I currently go to school in Madison, Wisconsin, and I spent the majority of my first 18 years in Knoxville, Tennessee. I have been lucky enough to find myself in mid-sized cities, full of friendly people with a good sense of style, surrounded by money and a vibrant music and arts scene. I have been lucky enough to live in a bubble, where people walk slowly and never look like they’re headed anywhere, but are somehow successful. Cities that embrace clean eating, all natural cotton clothing, and juice everything are fun and frequently instagram worthy – but diversity is good, and traveling to or living in other places is important, too.
People always say that being in love is “like” other things. It’s “like drowning,” or “like falling.” Love is likely the biggest contributor to cheesy similes in history – and love poetry is forever seeking a fresh comparison. Like a flower? Been done. Like the ocean? Let’s see some originality, here.
Love isn’t like anything. That’s the problem with similes – they play off of common characteristics, middle-grounds. They capitalize on making the intangible tangible, turning love into the dual natured rose, both beautiful and thorny, and admire the poetic complexity. And we gather around the ankles of the writer, waiting to see what new blossom love might emerge as next.
On the other side of the fence lies in the angsty handwriting lines, reading “love sucks” and “love hurts.” Generally, the feelings described do not encompass love – they describe unfulfilled lust, or an unfaltering obsession. And yes. That does suck.
Growing up, I kept telling myself “you’re not in love. you’re too young.” And I was right. I wasn’t in love. I was a journal-filling angst kid. But now – I’m not anymore. I am in love for the first time, and it’s hard not to beat myself down with a running commentary about my inexperience, youth, uncertainty.
But that’s the truth: I am inexperienced, I’m young, I’m uncertain. But I do know that Love isn’t the ocean, it isn’t a flower, and it definitely doesn’t suck. Socrates suggested that the wisest thing that one can know is to know what isn’t known.
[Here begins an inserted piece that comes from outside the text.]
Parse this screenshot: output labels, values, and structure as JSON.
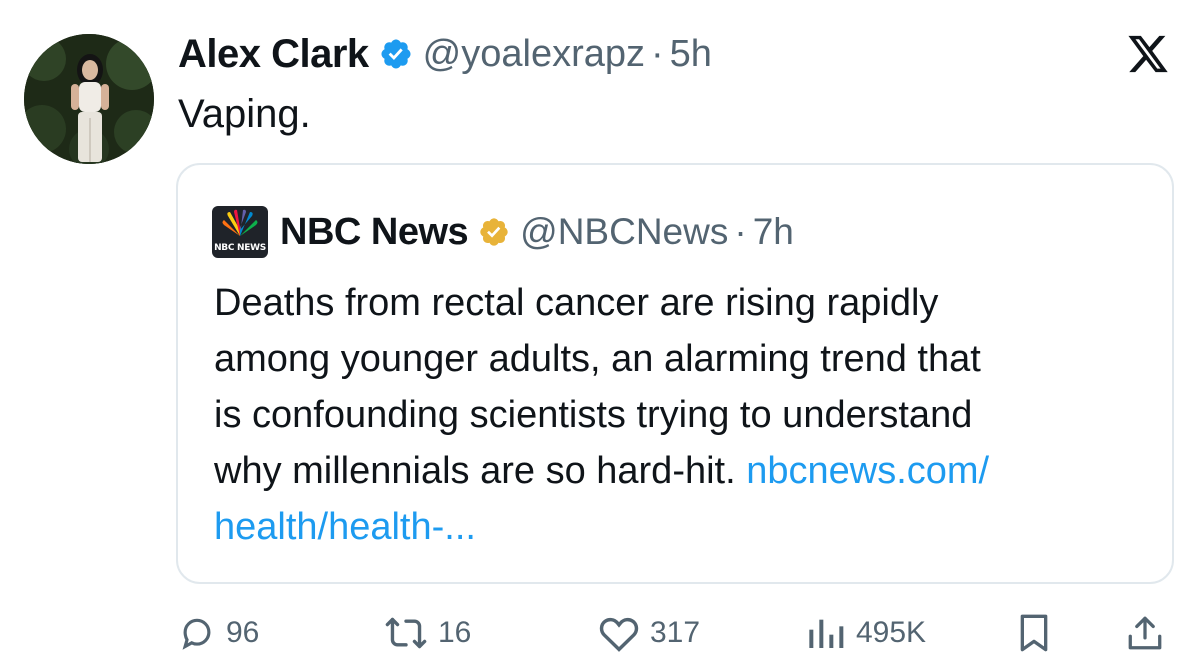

Sometimes you just have to sit back and enjoy the ride.
I hesitate in
Nail munching contemplation,
Ice to crack Limbs
from the stretching Magnolia
Sprawling across a ground of
Beach born, suburbia bound
Waves rounded out their bitter corners
Ice felled my great Magnolia,
Caffeine saturated dawns
Rounding out my bitter corners.
Don’t go tonight
Comes out of my mouth,
Stay with me always
Is what I see going in your ears.
Weakness in sleeping
I signed my declaration
A jumbled John Hancock, with all the same penmanship
I flagged myself an
50 stars for little lies,
13 stripes for a Pattern of
The fearless independent,
I am all states,
A City on a Hill.
Beneath my finely quilled cursive, the
Seeds of civil war.
Lofted and sheetless
unruly giggles ping ponging through
tumbling into the smallest cinder block cased space
two people could occupy.
I am fermenting
on thursday evening around
10:47 pm I
begin churning my sugars
brewing in the top bunk.
on a college campus infatuated
(grab a dictionary –
morning classes skipped,
sunglasses no where to be found)
reveling in the bitter
appeal of back throat burns,
brewing in the
i don’t receive help well. I have struggled with needing any sort of help for as long as I can remember- I hate asking for help, I hate receiving help, I hate looking back and knowing that without help I wouldn’t have made it to where I am. I have this warped idea of what it means to be an adult- that being 100% self sufficient is the only thing that matters. I adopted the mindset that no matter what the problem is, if I just work a little harder, things will come around.
But sometimes that doesn’t work. Sometimes I stress and work harder until I’m sitting in an advising office at noon on a Monday crying to a woman who gets paid to promise me it’s going to work out. College is making me into a cry-er. I internalize the stress, the frustrations, the feelings of failure until there isn’t any other option other than to release them on who ever is in closest proximity.
Through the guidance office, phone call, dorm room, tears- everyone has been immeasurably kind and supportive. I joke about family and partners and close friends being “required” to be there for me – but the truth is, they aren’t. Nobody has to be there for me, especially when I am a splotchy faced mess that can’t form a coherent sentence.
I don’t receive help well. But I am learning. It’s okay to need a hug, to get tears on other’s shoulders, to go through half a box of tissues during an advising meeting. It’s all okay. The world is big, scary and sometimes pretty damn shitty – and the people you love and love you are the best (and sometimes only) life vests out there. So, I’m grateful for being loved. I’m grateful for people who give their help even when I am too ashamed to ask, who hug me when I’m crying for the fifth time that day, who remind me that the world around me may be getting bigger but I am ready to grow with it.
Muddy sidewalk pools